> _Page and application data records_
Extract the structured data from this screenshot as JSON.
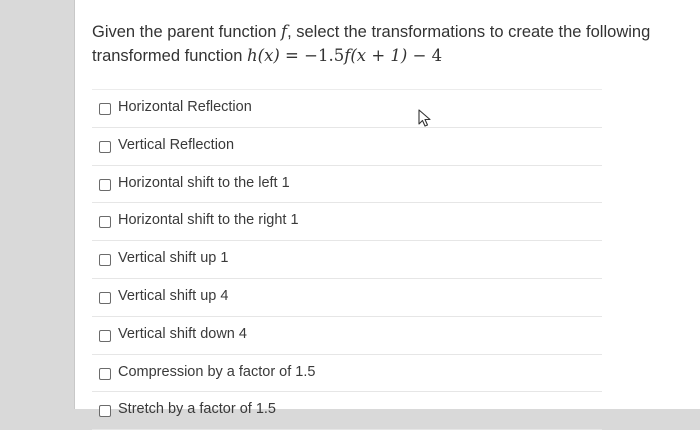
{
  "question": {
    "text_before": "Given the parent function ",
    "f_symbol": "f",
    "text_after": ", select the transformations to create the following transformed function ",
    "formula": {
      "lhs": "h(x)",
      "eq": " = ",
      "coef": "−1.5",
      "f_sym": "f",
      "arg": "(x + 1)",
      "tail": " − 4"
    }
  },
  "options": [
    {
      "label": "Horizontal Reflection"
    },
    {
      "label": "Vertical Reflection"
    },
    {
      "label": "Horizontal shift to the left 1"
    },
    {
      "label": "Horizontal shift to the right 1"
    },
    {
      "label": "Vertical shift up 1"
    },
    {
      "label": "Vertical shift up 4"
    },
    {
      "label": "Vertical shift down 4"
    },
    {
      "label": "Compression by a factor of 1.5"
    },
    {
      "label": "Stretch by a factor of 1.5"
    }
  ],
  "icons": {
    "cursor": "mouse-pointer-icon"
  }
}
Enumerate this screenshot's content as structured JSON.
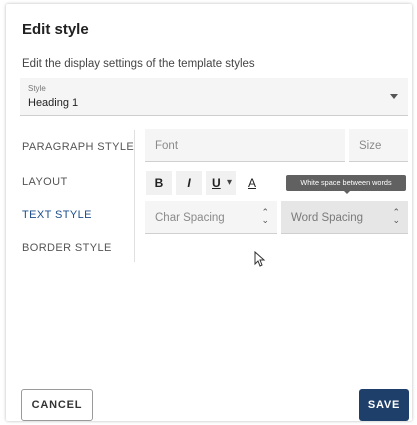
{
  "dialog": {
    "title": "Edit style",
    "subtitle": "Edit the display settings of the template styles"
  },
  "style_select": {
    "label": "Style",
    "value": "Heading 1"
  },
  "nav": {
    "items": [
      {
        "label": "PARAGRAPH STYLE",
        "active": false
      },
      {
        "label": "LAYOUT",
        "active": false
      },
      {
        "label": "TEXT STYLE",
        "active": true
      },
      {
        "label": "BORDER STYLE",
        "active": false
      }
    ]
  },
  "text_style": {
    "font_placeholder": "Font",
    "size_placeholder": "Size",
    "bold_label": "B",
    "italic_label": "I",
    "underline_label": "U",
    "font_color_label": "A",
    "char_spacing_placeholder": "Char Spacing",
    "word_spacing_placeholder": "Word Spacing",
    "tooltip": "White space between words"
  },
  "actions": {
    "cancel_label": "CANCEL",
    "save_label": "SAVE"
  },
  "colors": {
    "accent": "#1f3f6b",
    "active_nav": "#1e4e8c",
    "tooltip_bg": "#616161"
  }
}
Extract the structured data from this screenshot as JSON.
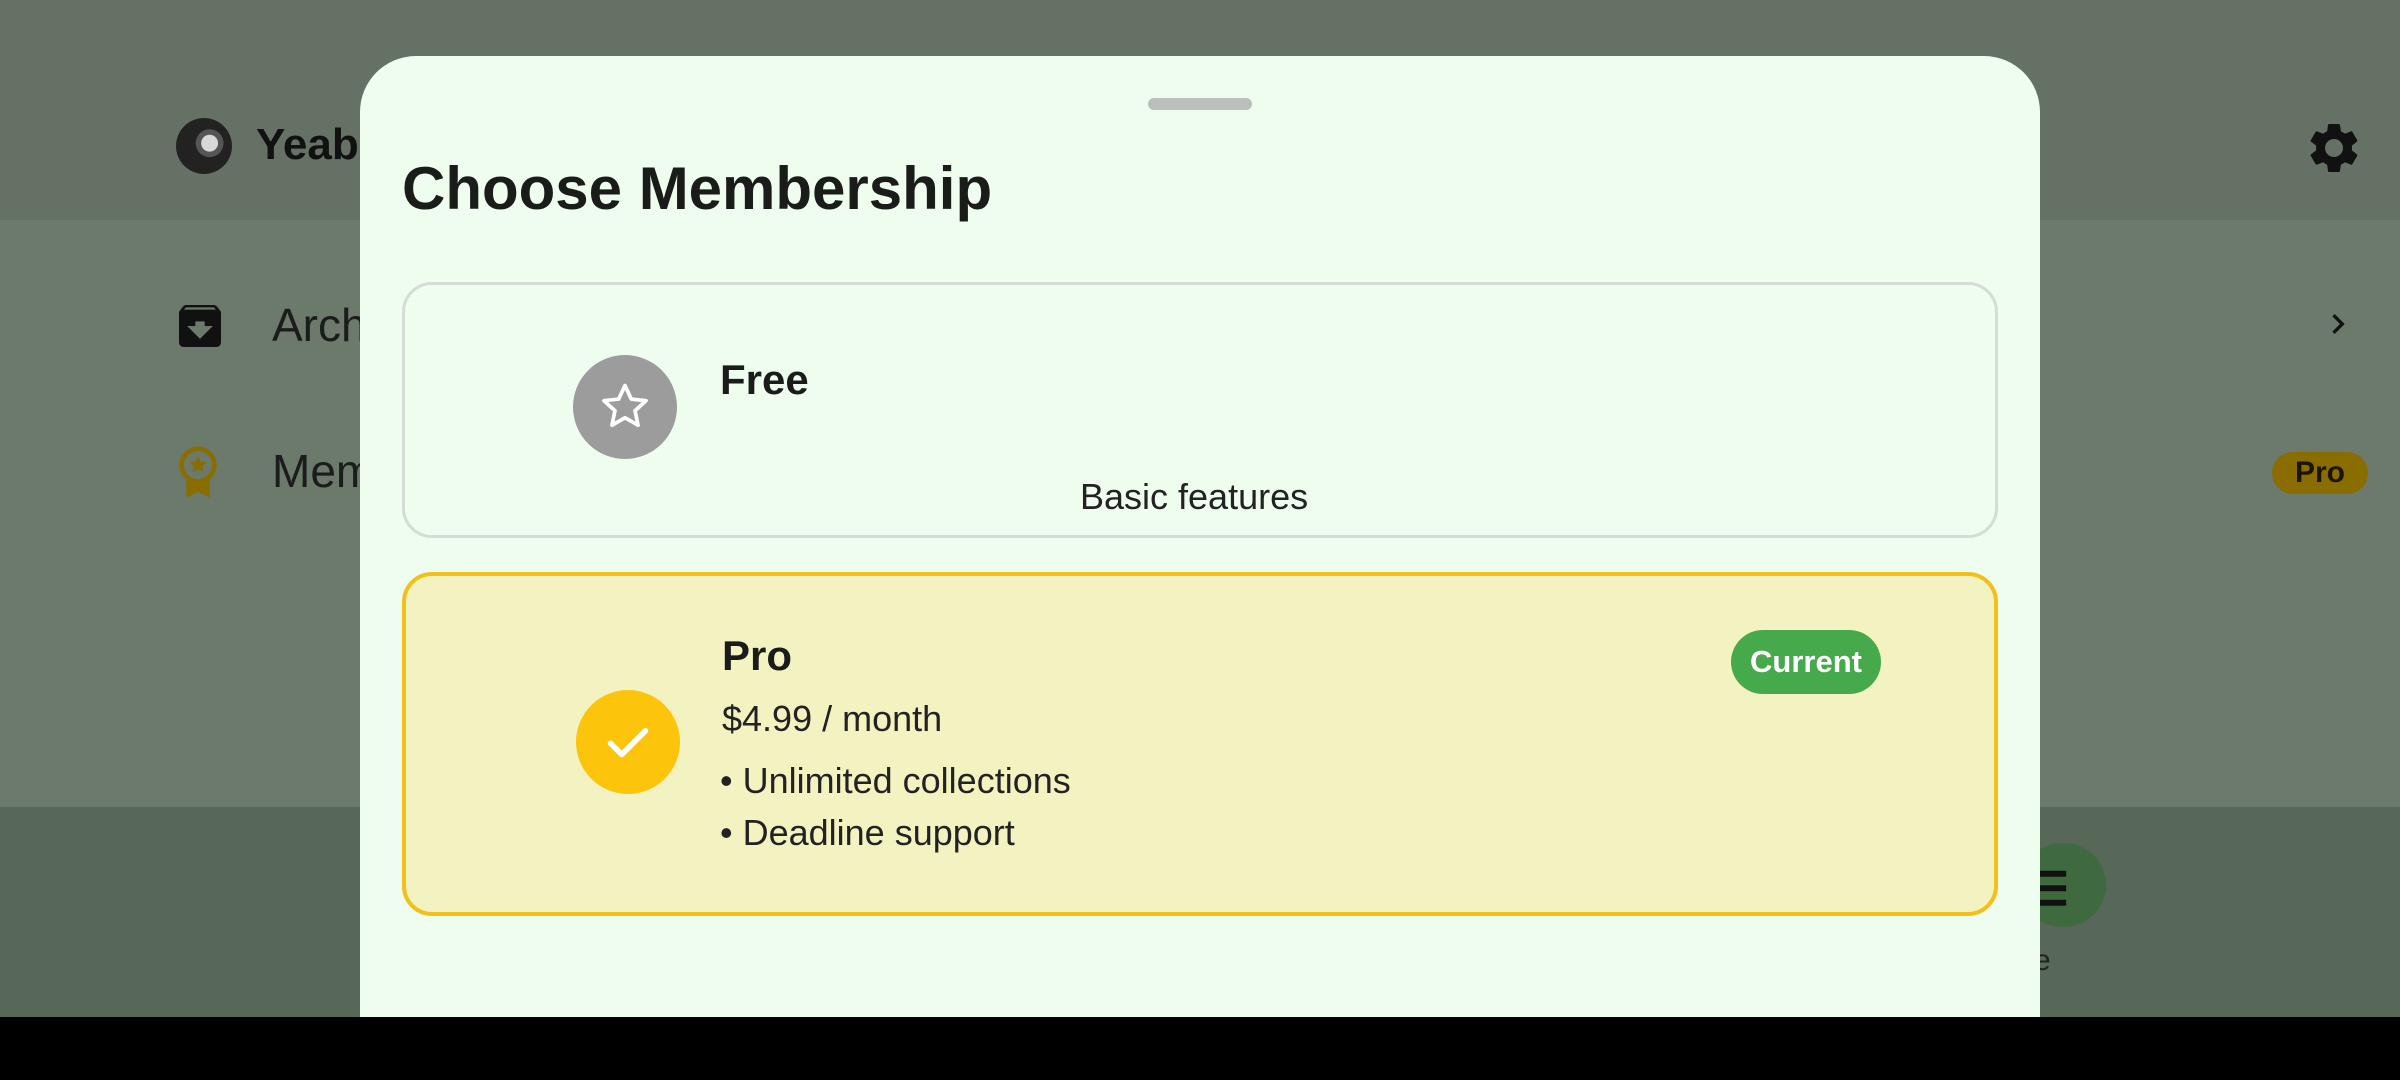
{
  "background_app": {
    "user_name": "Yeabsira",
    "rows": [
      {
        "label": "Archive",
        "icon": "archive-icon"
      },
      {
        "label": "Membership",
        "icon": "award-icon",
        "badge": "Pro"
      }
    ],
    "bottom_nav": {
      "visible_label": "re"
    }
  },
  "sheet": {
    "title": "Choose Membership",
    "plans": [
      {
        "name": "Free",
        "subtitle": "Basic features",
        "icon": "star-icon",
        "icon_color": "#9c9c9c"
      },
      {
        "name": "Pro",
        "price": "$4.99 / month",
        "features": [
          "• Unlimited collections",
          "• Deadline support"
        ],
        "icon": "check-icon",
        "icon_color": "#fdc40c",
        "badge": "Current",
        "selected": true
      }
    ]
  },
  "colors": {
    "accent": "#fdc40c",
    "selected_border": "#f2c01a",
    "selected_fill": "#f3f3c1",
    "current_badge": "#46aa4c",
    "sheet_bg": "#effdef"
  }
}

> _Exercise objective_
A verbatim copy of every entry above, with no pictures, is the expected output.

> _Solved exercise_
Extract the structured data from this screenshot as JSON.
{
  "question": {
    "text_before": "Given the parent function ",
    "f_symbol": "f",
    "text_after": ", select the transformations to create the following transformed function ",
    "formula": {
      "lhs": "h(x)",
      "eq": " = ",
      "coef": "−1.5",
      "f_sym": "f",
      "arg": "(x + 1)",
      "tail": " − 4"
    }
  },
  "options": [
    {
      "label": "Horizontal Reflection"
    },
    {
      "label": "Vertical Reflection"
    },
    {
      "label": "Horizontal shift to the left 1"
    },
    {
      "label": "Horizontal shift to the right 1"
    },
    {
      "label": "Vertical shift up 1"
    },
    {
      "label": "Vertical shift up 4"
    },
    {
      "label": "Vertical shift down 4"
    },
    {
      "label": "Compression by a factor of 1.5"
    },
    {
      "label": "Stretch by a factor of 1.5"
    }
  ],
  "icons": {
    "cursor": "mouse-pointer-icon"
  }
}
Enumerate this screenshot's content as structured JSON.
{
  "dialog": {
    "title": "Edit style",
    "subtitle": "Edit the display settings of the template styles"
  },
  "style_select": {
    "label": "Style",
    "value": "Heading 1"
  },
  "nav": {
    "items": [
      {
        "label": "PARAGRAPH STYLE",
        "active": false
      },
      {
        "label": "LAYOUT",
        "active": false
      },
      {
        "label": "TEXT STYLE",
        "active": true
      },
      {
        "label": "BORDER STYLE",
        "active": false
      }
    ]
  },
  "text_style": {
    "font_placeholder": "Font",
    "size_placeholder": "Size",
    "bold_label": "B",
    "italic_label": "I",
    "underline_label": "U",
    "font_color_label": "A",
    "char_spacing_placeholder": "Char Spacing",
    "word_spacing_placeholder": "Word Spacing",
    "tooltip": "White space between words"
  },
  "actions": {
    "cancel_label": "CANCEL",
    "save_label": "SAVE"
  },
  "colors": {
    "accent": "#1f3f6b",
    "active_nav": "#1e4e8c",
    "tooltip_bg": "#616161"
  }
}
Extract the structured data from this screenshot as JSON.
{
  "background_app": {
    "user_name": "Yeabsira",
    "rows": [
      {
        "label": "Archive",
        "icon": "archive-icon"
      },
      {
        "label": "Membership",
        "icon": "award-icon",
        "badge": "Pro"
      }
    ],
    "bottom_nav": {
      "visible_label": "re"
    }
  },
  "sheet": {
    "title": "Choose Membership",
    "plans": [
      {
        "name": "Free",
        "subtitle": "Basic features",
        "icon": "star-icon",
        "icon_color": "#9c9c9c"
      },
      {
        "name": "Pro",
        "price": "$4.99 / month",
        "features": [
          "• Unlimited collections",
          "• Deadline support"
        ],
        "icon": "check-icon",
        "icon_color": "#fdc40c",
        "badge": "Current",
        "selected": true
      }
    ]
  },
  "colors": {
    "accent": "#fdc40c",
    "selected_border": "#f2c01a",
    "selected_fill": "#f3f3c1",
    "current_badge": "#46aa4c",
    "sheet_bg": "#effdef"
  }
}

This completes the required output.